Iowa County Dissimilarities: Incarceration Rates

Introduction
The county incarceration rate is the number of prison inmates of committed to prison by the county
court divided by the population of the county. It is customary to express the incarceration rates as
prison inmates per 100,000 residents and it is also common to combine genders and only compute one
rate. The average incarceration rate for females is 37 and that for males is 351 so a combined rate does
not represent either gender. In this report gender is taken into account for both prison commitments and
county population.

Data Sources
The Iowa Department of Corrections does a snapshot of all prison inmates on the last day of the fiscal.
I used a copy of the snapshot (purged of confidential information about the inmates) taken at the end of
FY 2107 to determine the number of female and male commitments by each county. I also obtained to
2016 census estimates by gender and race/ethnicity for Iowa counties from the Iowa Data Center to
determine the county populations by gender.

Female Rates
Figure 1 gives the dependence of female population, prison commitments and incarceration rates on
county population rank. The rank was determined by sorting the county female populations in
ascending order. Twenty two of the 99 counties did not have female prison commitments and the zero
values were not plotted.

Figure 1: County female populations, prison commitments and incarceration rates vs female population
rank in increasing order. The low, medium and high incarceration rate sets are denoted by blue, green
and red points respectively.
Low, Medium and High Incarceration Rates
Iowa has 99 counties and the incarceration rates were sorted in increasing order and assigned to low,
medium and high rate sets. However, 22 counties had no female commitments to prison. Table 1 gives
the distributions by set for both genders.

Table 1: Characteristics of Low, Medium and High Incarceration Rate Sets
Gender Set Counties Range Average Rate
22 0 0
Low
11 10.1 – 16.3 13.5
Females
Medium 33 16.3 – 34.1 23.9
High 33 34.3 – 124.9 57.1
Low 33 85.1 – 236.6 181.6
Males Medium 33 241.1 – 372.7 309.6
High 33 373.7 – 1062.2 563.3

Counties with similar populations can have large differences in incarceration rates. Johnson County
with a female population of 71.6 thousand has a female rate of 11.8 and Black Hawk County with a
female population of 68.8 thousand has a female rate of 124.9. There is a large amount of anecdotal
evidence that there are major differences between the criminal justice systems of Black Hawk and
Johnson Counties.

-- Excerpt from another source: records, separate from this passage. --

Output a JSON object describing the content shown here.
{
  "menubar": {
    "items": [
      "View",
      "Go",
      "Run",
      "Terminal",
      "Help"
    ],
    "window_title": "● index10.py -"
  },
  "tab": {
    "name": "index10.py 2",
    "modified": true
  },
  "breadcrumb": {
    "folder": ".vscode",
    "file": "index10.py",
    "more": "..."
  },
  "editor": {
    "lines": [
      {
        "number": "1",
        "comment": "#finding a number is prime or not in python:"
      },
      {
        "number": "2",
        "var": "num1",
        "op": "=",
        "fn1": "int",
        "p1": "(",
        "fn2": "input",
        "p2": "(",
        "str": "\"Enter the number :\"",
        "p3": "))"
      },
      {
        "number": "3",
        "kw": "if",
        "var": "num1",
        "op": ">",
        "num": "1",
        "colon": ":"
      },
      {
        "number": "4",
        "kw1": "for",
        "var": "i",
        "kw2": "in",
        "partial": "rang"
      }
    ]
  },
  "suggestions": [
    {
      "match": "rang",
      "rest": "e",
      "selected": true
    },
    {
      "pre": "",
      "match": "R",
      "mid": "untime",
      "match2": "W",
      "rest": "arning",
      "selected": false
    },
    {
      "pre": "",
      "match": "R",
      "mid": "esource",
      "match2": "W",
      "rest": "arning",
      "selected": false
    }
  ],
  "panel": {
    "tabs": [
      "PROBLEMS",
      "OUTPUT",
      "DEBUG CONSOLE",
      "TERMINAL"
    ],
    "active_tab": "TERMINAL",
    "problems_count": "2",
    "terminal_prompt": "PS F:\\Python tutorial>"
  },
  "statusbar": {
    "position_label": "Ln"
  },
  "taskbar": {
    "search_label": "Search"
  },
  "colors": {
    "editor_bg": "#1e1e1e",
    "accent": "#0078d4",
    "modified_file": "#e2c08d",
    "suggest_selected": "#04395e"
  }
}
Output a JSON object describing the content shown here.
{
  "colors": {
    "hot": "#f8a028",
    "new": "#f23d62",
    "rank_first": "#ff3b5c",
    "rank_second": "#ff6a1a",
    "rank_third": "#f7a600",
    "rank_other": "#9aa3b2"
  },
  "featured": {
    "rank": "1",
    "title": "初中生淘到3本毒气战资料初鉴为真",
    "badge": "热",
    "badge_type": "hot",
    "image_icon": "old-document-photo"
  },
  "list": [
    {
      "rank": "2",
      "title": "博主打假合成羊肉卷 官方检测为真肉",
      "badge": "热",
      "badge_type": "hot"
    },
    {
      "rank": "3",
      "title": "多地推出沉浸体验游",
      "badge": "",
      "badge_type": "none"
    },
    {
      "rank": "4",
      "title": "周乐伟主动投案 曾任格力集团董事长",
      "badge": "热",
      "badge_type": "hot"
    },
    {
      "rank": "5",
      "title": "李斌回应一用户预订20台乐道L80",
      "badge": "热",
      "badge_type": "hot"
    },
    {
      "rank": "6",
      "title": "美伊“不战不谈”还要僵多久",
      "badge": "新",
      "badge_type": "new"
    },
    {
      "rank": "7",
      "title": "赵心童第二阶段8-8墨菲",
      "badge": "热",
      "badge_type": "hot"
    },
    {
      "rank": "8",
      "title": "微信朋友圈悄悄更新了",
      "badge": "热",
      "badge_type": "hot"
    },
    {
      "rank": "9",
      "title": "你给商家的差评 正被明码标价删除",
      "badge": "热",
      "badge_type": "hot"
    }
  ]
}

Figure 1:
County male populations, prison commitments and incarceration rates vs male population rank in
increasing order.
Table 2: Counties With High Female and Male Incarceration Rates
Females County Males
County
Commits Population Rate Commits Population Rate
Scott 58 90.506 64.1 Monona 27 4.413 611.8
Marion 11 16.769 65.6 Polk 1585 247.858 639.5
Monona 3 4.524 66.3 Cerro Gordo 142 21.777 652.1
Des Moines 14 20.412 68.6 Webster 128 19.541 655.0
Polk 182 253.737 71.7 Adams 13 1.863 697.8
Wright 5 6.926 72.2 Scott 616 88.071 699.4
Mahaska 8 11.032 72.5 Woodbury 417 57.951 719.6
Cass 6 6.711 89.4 Wapello 139 18.998 731.7
Wapello 18 19.104 94.2 Lee 150 17.702 847.4
Cerro Gordo 22 22.601 97.3 Des Moines 185 19.533 947.1
Black Hawk 86 68.838 124.9 Black Hawk 705 66.371 1062.2

Findings
1) County incarceration rates have a very large dependence on gender. That was taken into account
by dividing the data set into subsets by gender and using the county population by gender.
2) The county incarceration rates were classified into low, medium and high sets. All three sets
covered a wide range of county populations.
3) Although, gender and county populations are important factors other factors that operate at the
county level are also important.
4) A preliminary comparison of the eleven counties with the highest rates suggests that differences
in criminal behavior between counties with similar populations are too important to ignore.

Website: www.iowaprisoninfo.com
Date posted: 7/25/18